An algorithmic approach to design. Boring huh? Well, the results these patterns of numerical data create are the most amazingly fluid and kinetically pleasing designs you’ll feast your eyes upon.
Every once in a while…
I come across a topic that is so interesting I’m not sure quite how to approach it. 3D visualization is one of those. Then you throw algorithms into the mix and how these designs are actually created and the geeked-out obsession begins. The outcome of a program is cool, but how the programming and code that helps create it is kinda boring. It’s like this site… but more purposeful and with fewer obscure references.
So, here’s the cool stuff. The outcome. The visual display of algorithms is spread across the areas of architecture and design to art and manufacturing. Take it all in. Soak it up. Learn. Obsess and become inspired.
Design firm Nervous System uses Processing to create organic shapes for jewelry. They’ve been fully featured on Ponoko and recently mentioned on the Popular Science blog. This certainly is not the most animated of the bunch but it shows how the raw capabilities of Processing can be used in simple design to bring manufactured products to consumers. The Physics Engine is used to generate the hexagonal mesh patterns. You can try it out here.
ART+COM created this kinetic exhibit for the BMW Museum in Munich, Germany. You may remember the BMW Cloth Concept Car that resides there as well. The Kinetic sculpture uses 714 metal balls that “translates a virtual design process into the space around it.” Here’s a video and a Hi-res version as well.
50MB Hi-res Quicktime
You have to see the video of this unique exterior building facade. It shows exactly how the mechanics of the system work and what is being done to create the endless configurations of surface animations. It’s just an incredible union between light, shape, mechtronics and programming to achieve a purposeful design.
More on Processing
Processing is an open-source programming language to help people visualize algorithms as interactions, images and animated effects. It’s used most often for creating visualizations to see how physical simulations would look. It also allows a multitude of ways to visualize information.

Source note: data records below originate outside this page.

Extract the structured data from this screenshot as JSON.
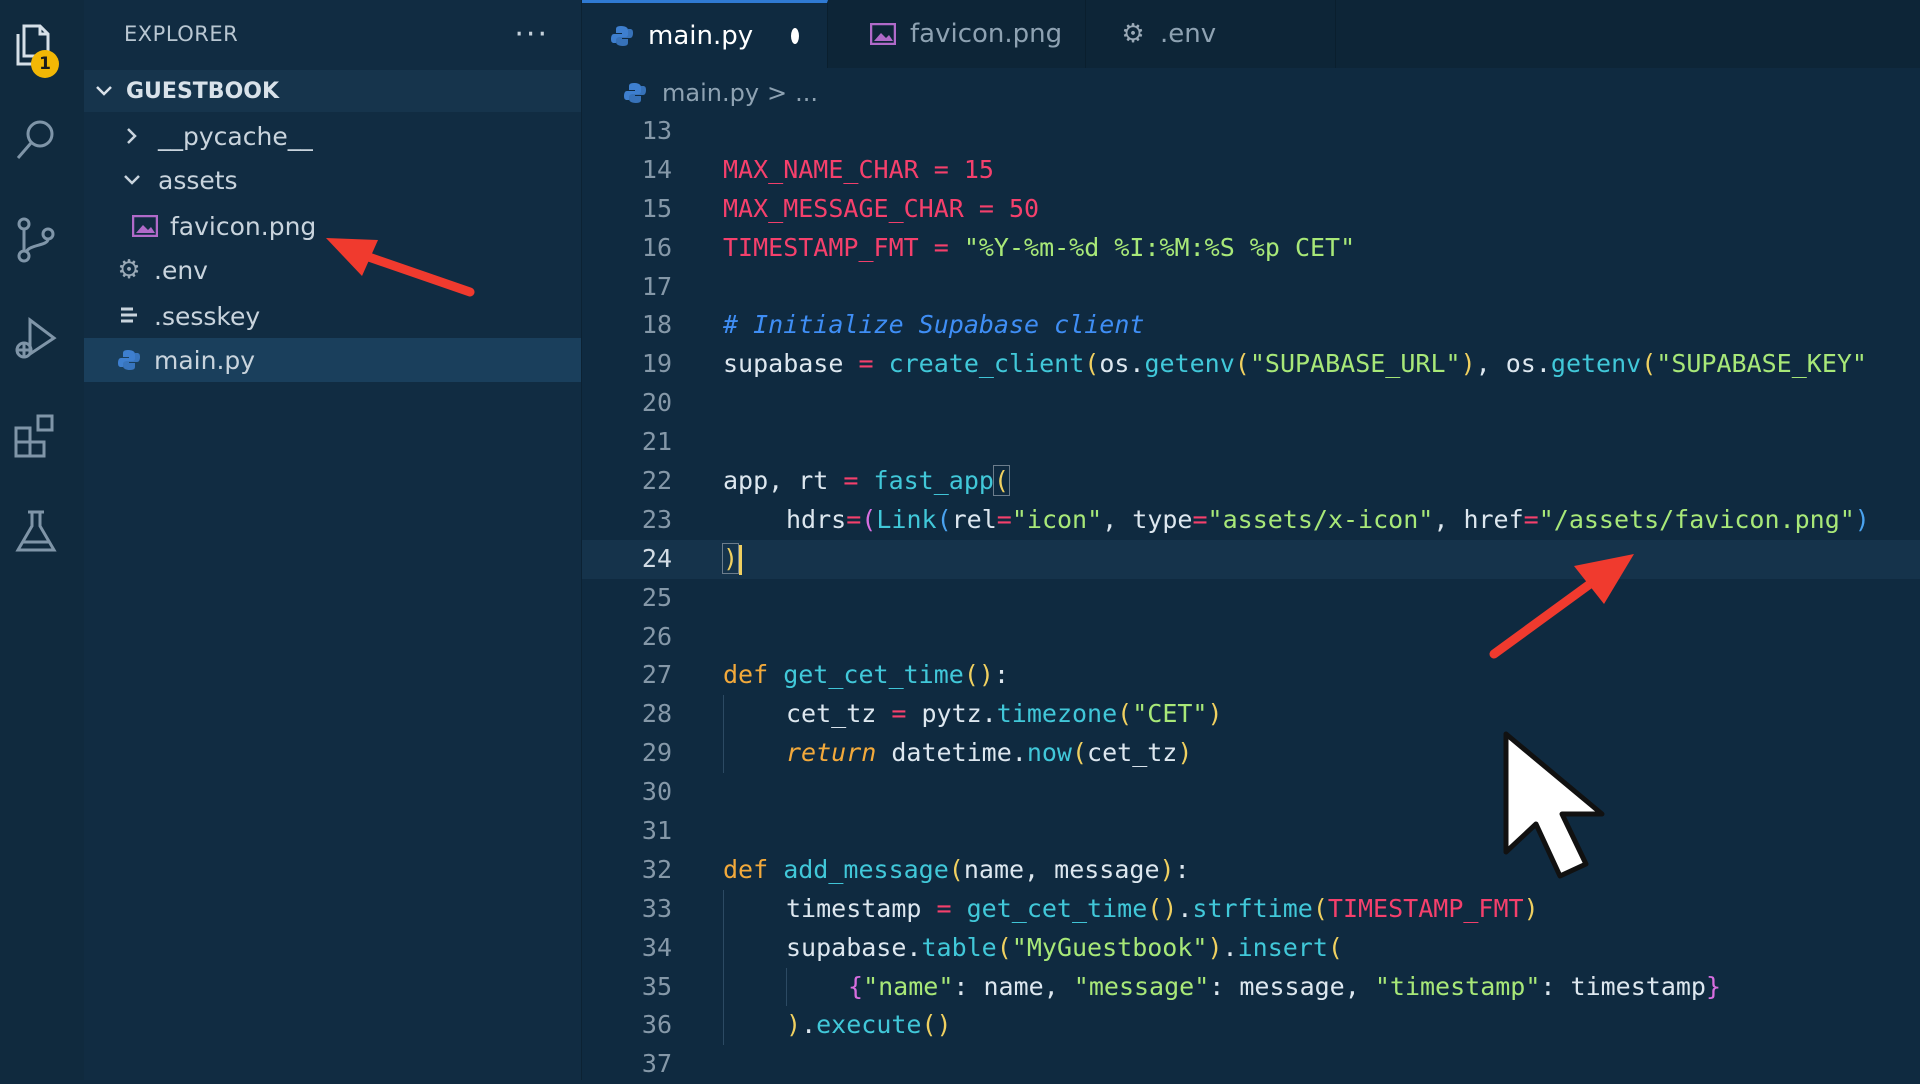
{
  "activity_bar": {
    "items": [
      {
        "name": "explorer-icon"
      },
      {
        "name": "search-icon"
      },
      {
        "name": "source-control-icon"
      },
      {
        "name": "run-debug-icon"
      },
      {
        "name": "extensions-icon"
      },
      {
        "name": "testing-icon"
      }
    ],
    "explorer_badge": "1"
  },
  "sidebar": {
    "title": "EXPLORER",
    "more": "···",
    "folder": "GUESTBOOK",
    "items": [
      {
        "label": "__pycache__",
        "type": "folder",
        "expanded": false
      },
      {
        "label": "assets",
        "type": "folder",
        "expanded": true
      },
      {
        "label": "favicon.png",
        "type": "image"
      },
      {
        "label": ".env",
        "type": "config"
      },
      {
        "label": ".sesskey",
        "type": "text"
      },
      {
        "label": "main.py",
        "type": "python",
        "selected": true
      }
    ]
  },
  "tabs": [
    {
      "label": "main.py",
      "icon": "python-icon",
      "active": true,
      "modified": true
    },
    {
      "label": "favicon.png",
      "icon": "image-icon",
      "active": false
    },
    {
      "label": ".env",
      "icon": "gear-icon",
      "active": false
    }
  ],
  "breadcrumb": {
    "file": "main.py",
    "separator": ">",
    "rest": "..."
  },
  "editor": {
    "current_line": "24",
    "line_numbers": [
      "13",
      "14",
      "15",
      "16",
      "17",
      "18",
      "19",
      "20",
      "21",
      "22",
      "23",
      "24",
      "25",
      "26",
      "27",
      "28",
      "29",
      "30",
      "31",
      "32",
      "33",
      "34",
      "35",
      "36",
      "37"
    ],
    "code": {
      "l14_name": "MAX_NAME_CHAR",
      "l14_eq": " = ",
      "l14_val": "15",
      "l15_name": "MAX_MESSAGE_CHAR",
      "l15_eq": " = ",
      "l15_val": "50",
      "l16_name": "TIMESTAMP_FMT",
      "l16_eq": " = ",
      "l16_val": "\"%Y-%m-%d %I:%M:%S %p CET\"",
      "l18_comment": "# Initialize Supabase client",
      "l19_a": "supabase",
      "l19_eq": " = ",
      "l19_fn": "create_client",
      "l19_p1": "(",
      "l19_os1": "os.",
      "l19_get1": "getenv",
      "l19_p2": "(",
      "l19_s1": "\"SUPABASE_URL\"",
      "l19_p3": ")",
      "l19_comma": ", ",
      "l19_os2": "os.",
      "l19_get2": "getenv",
      "l19_p4": "(",
      "l19_s2": "\"SUPABASE_KEY\"",
      "l22_a": "app, rt",
      "l22_eq": " = ",
      "l22_fn": "fast_app",
      "l22_p": "(",
      "l23_hdrs": "hdrs",
      "l23_eq": "=",
      "l23_p1": "(",
      "l23_link": "Link",
      "l23_p2": "(",
      "l23_rel": "rel",
      "l23_eq2": "=",
      "l23_icon": "\"icon\"",
      "l23_c1": ", ",
      "l23_type": "type",
      "l23_eq3": "=",
      "l23_tval": "\"assets/x-icon\"",
      "l23_c2": ", ",
      "l23_href": "href",
      "l23_eq4": "=",
      "l23_hval": "\"/assets/favicon.png\"",
      "l23_p3": ")",
      "l24_p": ")",
      "l27_def": "def",
      "l27_name": " get_cet_time",
      "l27_p": "()",
      "l27_colon": ":",
      "l28_a": "cet_tz",
      "l28_eq": " = ",
      "l28_mod": "pytz.",
      "l28_fn": "timezone",
      "l28_p1": "(",
      "l28_s": "\"CET\"",
      "l28_p2": ")",
      "l29_ret": "return",
      "l29_a": " datetime.",
      "l29_fn": "now",
      "l29_p1": "(",
      "l29_arg": "cet_tz",
      "l29_p2": ")",
      "l32_def": "def",
      "l32_name": " add_message",
      "l32_p1": "(",
      "l32_args": "name, message",
      "l32_p2": ")",
      "l32_colon": ":",
      "l33_a": "timestamp",
      "l33_eq": " = ",
      "l33_fn": "get_cet_time",
      "l33_p1": "()",
      "l33_dot": ".",
      "l33_fn2": "strftime",
      "l33_p2": "(",
      "l33_const": "TIMESTAMP_FMT",
      "l33_p3": ")",
      "l34_a": "supabase.",
      "l34_fn": "table",
      "l34_p1": "(",
      "l34_s": "\"MyGuestbook\"",
      "l34_p2": ")",
      "l34_dot": ".",
      "l34_fn2": "insert",
      "l34_p3": "(",
      "l35_b1": "{",
      "l35_k1": "\"name\"",
      "l35_c1": ": name, ",
      "l35_k2": "\"message\"",
      "l35_c2": ": message, ",
      "l35_k3": "\"timestamp\"",
      "l35_c3": ": timestamp",
      "l35_b2": "}",
      "l36_p1": ")",
      "l36_dot": ".",
      "l36_fn": "execute",
      "l36_p2": "()"
    }
  },
  "colors": {
    "keyword": "#f2a93b",
    "constant": "#f5406c",
    "string": "#a8e878",
    "comment": "#3f8ef5",
    "function": "#41c8d9",
    "bracket": "#f0d060",
    "annotation_arrow": "#f03a2e"
  },
  "annotations": [
    {
      "name": "red-arrow-to-favicon-file"
    },
    {
      "name": "red-arrow-to-favicon-href"
    }
  ]
}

Have you come across algorithms displayed in design? They’re used to some degree in many cases and are more evident in others. What is the potential in 3D CAD design?